### What is required
Go through the records and report each line in which the word "glider" occurs.

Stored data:
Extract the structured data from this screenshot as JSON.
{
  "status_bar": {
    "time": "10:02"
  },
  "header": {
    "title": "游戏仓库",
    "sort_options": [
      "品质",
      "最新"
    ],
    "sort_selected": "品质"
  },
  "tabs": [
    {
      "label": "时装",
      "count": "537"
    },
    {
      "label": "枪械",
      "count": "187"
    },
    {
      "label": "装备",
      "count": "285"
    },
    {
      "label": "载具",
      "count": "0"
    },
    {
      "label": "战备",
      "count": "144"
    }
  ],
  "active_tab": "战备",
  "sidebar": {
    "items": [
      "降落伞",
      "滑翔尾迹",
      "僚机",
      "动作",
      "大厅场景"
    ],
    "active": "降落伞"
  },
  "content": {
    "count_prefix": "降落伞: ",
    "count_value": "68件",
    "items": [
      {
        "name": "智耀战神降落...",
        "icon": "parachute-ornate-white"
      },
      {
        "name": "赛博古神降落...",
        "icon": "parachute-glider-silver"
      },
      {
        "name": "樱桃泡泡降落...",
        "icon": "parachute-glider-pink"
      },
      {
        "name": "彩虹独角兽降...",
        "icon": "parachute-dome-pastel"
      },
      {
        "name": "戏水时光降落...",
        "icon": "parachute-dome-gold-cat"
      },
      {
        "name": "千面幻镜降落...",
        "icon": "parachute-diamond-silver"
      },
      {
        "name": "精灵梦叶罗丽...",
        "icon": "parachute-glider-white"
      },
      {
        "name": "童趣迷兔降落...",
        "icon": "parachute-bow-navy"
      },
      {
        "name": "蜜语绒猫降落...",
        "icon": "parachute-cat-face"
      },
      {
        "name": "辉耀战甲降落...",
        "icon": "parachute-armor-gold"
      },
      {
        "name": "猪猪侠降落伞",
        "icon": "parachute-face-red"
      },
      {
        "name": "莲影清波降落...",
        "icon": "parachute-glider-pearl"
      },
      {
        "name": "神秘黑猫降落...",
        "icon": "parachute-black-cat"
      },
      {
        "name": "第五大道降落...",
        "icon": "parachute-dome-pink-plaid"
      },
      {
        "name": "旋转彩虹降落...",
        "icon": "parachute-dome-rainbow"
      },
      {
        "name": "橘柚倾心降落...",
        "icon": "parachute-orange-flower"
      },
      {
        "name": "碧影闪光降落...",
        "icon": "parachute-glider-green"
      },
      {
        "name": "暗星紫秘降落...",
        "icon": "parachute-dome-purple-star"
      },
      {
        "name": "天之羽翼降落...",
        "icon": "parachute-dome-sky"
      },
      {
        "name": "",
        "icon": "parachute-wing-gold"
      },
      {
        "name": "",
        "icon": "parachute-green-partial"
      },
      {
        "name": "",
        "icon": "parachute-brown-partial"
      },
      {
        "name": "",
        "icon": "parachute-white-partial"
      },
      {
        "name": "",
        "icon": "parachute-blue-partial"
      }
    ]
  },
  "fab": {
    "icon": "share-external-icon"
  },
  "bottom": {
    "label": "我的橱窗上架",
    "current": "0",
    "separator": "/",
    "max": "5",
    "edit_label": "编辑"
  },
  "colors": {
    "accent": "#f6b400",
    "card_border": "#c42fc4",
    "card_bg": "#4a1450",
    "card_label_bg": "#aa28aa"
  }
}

### Response to this task
        "icon": "parachute-glider-silver"
        "icon": "parachute-glider-pink"
        "icon": "parachute-glider-white"
        "icon": "parachute-glider-pearl"
        "icon": "parachute-glider-green"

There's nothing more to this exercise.